Designated weeks or months for certain ideas or campaigns are helpful, e.g. National Breast Cancer Awareness. The key, though, is to not focus all of one’s efforts to that one period of time, for the cause in question is one that is very likely an ongoing issue. So you can and should think about breast cancer the other 11 months of the year, not just in October. The fight is too large to limit to a short period of time.
The same can be said when it comes to more academic, or erudite, pursuits. For example, learning about our nation’s history. There are (too many) surveys out there that highlight people’s lack of knowledge about our basic national history. (In a recent poll, only 58 percent of Americans know when the country declared independence. Nearly a fourth of respondents said they were unsure and sixteen percent said a date other than 1776, when the Declaration of Independence was signed.)
Thankfully there are those out there who are trying to teach us, actually using sport as a vehicle to deliver broader knowledge about who we are as individuals and as a country. I count Dave Zirin and Kareem-Abdul Jabbar amongst those in this special group.
I learned recently of another effort which seems like it is full of necessary information and insight about who we are. The special program taking place at Emory University involves the collection of historical items of all types which highlight “the effect (African-American) athletes and others in the sports world had on the civil rights movement and their struggle to be recognized for the impact of their achievements on society.
To read the full piece by Maureen McGavin from Emory University, please click here. We provide excerpts below.
African Americans in sports new focus of Emory Libraries collection
Emory University’s Manuscript, Archives, and Rare Book Library (MARBL) has a new collecting focus: African Americans in sports. The collection brings to light the effect athletes and others in the sports world had on the civil rights movement and their struggle to be recognized for the impact of their achievements on society.
Former NFL player Pellom McDaniels III 06G 07PhD, who is MARBL’s consultant curator for the collection, says many African American athletes were instrumental in the civil rights movement, including Muhammad Ali, Arthur Ashe, Jesse Owens, Jackie Robinson, Kareem Abdul-Jabbar, Curt Flood, and 1968 Olympic track and field medalists Tommie Smith and John Carlos. McDaniels, who earned master’s and Ph.D. degrees in American studies from Emory’s Graduate Institute of Liberal Arts, is also an author and an assistant professor of history and American studies at the University of Missouri-Kansas City.

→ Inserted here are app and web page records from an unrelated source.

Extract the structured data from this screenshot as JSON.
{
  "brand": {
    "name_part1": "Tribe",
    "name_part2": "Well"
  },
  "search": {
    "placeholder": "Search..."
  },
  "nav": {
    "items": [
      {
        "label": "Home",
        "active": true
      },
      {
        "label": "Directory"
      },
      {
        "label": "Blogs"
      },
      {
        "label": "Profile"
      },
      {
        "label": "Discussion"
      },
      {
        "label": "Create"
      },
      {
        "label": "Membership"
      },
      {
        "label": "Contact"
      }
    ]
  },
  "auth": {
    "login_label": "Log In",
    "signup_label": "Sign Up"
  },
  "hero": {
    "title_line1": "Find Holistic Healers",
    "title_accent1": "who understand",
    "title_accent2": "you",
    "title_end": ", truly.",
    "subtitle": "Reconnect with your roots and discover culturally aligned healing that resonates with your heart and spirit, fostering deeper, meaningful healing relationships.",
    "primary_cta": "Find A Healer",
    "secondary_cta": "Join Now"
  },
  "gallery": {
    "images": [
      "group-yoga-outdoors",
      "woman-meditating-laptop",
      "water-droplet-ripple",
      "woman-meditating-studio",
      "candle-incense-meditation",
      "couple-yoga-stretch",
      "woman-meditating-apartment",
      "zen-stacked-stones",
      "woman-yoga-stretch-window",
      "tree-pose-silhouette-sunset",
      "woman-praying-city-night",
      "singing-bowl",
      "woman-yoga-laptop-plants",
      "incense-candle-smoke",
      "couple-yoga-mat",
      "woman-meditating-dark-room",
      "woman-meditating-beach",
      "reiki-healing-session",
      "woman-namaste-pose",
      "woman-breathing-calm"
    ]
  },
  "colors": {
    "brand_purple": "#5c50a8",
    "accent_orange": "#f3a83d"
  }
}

…The African Americans in Sports collection currently consists of items purchased by Burkett at auctions, supplemented by materials from other MARBL African American collections and the Partin collection.
Some of the significant items in the new collection include:
- A publicity photo of boxer Joe Louis and a ticket stub from the Joe Louis/Max Schmeling fight in 1938.
- A color illustrated print of Tom Cribb knocking out Tom Molineaux at a London fight in the first half of the 19th century.
- A team photo of the Atlanta Black Crackers, the counterpart to the white Minor League Atlanta Crackers baseball team, active in the first half of the 20th century.
- Broadsides promoting games and baseballs autographed by Hank Aaron, Satchel Paige, Buck O’Neil, and other legendary players from the Clyde Partin collection.
To read the full piece by Maureen McGavin from Emory University, please click here.